The answer to your second question, would probably be better suited to a different forum, as it is subject to legal speculation.

That’s a lot of assuming. Especially the first part.

Not at all. There are a lot of examples of individuals being subjected to threats of violence after being targeted by other individuals or groups.

The actions of random third parties generally can’t be attributed to a speaker, particularly in terms of civil rights protections. Liability for deprivation of constitutional rights is limited to conspiracy, or actions taken under color of law. If the POTUS and some third party conspired to harm the woman in the OP, the POTUS could be criminally culpable and/or civilly liable. If the POTUS used his office to harm the woman in the OP, he could be criminally culpable and/or civilly liable.
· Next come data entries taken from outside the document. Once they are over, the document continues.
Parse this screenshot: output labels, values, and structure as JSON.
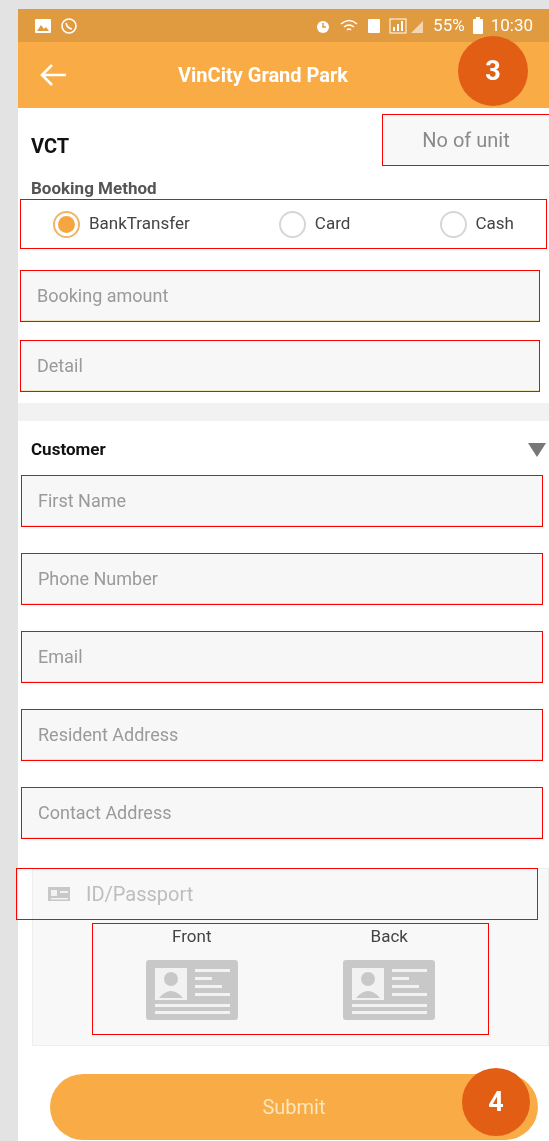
{
  "status_bar": {
    "battery": "55%",
    "time": "10:30"
  },
  "app_bar": {
    "title": "VinCity Grand Park",
    "callout": "3"
  },
  "project": {
    "code": "VCT",
    "unit_field": {
      "placeholder": "No of unit",
      "highlighted": true
    }
  },
  "booking_method": {
    "label": "Booking Method",
    "highlighted": true,
    "options": [
      {
        "label": "BankTransfer",
        "selected": true
      },
      {
        "label": "Card",
        "selected": false
      },
      {
        "label": "Cash",
        "selected": false
      }
    ]
  },
  "booking_fields": [
    {
      "placeholder": "Booking amount",
      "highlighted": true
    },
    {
      "placeholder": "Detail",
      "highlighted": true
    }
  ],
  "customer": {
    "title": "Customer",
    "expanded": true,
    "fields": [
      {
        "placeholder": "First Name",
        "highlighted": true
      },
      {
        "placeholder": "Phone Number",
        "highlighted": true
      },
      {
        "placeholder": "Email",
        "highlighted": true
      },
      {
        "placeholder": "Resident Address",
        "highlighted": true
      },
      {
        "placeholder": "Contact Address",
        "highlighted": true
      }
    ]
  },
  "id_section": {
    "placeholder": "ID/Passport",
    "highlighted": true,
    "photos_highlighted": true,
    "sides": [
      {
        "label": "Front"
      },
      {
        "label": "Back"
      }
    ]
  },
  "submit": {
    "label": "Submit",
    "callout": "4"
  }
}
Just saying mean things about her while still a private citizen - as Trump was a year ago and remains today - isn’t enough.

She could argue that his statements were defamatory, perhaps, but she is a “limited public figure” for the purposes of this discussion since she inserted herself into public discourse on the issue, and the bar (actual malice) for liability is extremely high.

Clinton v. Jones case was decided 9-0 by the Supreme Court. It was Paula Jones suing him and he settled the case while still in office.

That’s very broad, and could easily include situations that are fundamentally different from what you described in the OP. But if you have examples of a president or president elect being sued for such actions, I’d love to see them.

While President, Harry Truman threatened (in writing, no less!) to punch out a newspaper critic who was exercising his Constitutional right to criticize Truman’s daughter’s singing.

No action was taken against Truman.

Wouldn’t suing him for such statements be a 1st amendment violation against him? If he said or maybe even implied “now everyone, go harass the bitch for me” that’s a very different situation, but " The candidate tweeted the next day that she is ‘an arrogant young woman’, and accused her of being a plant from the rival campaign." seems well within his own 1st amendment rights, even if then some internet shits decide to act like shits of their own accord.

To chime in with the the general tenor of replies: yes, the President can be sued as a private citizen.

But no, the actions described by the OP are themselves First Amendment-protected activities and cannot sustain civil liability. So no, no suit based on those facts would survive a motion to dismiss.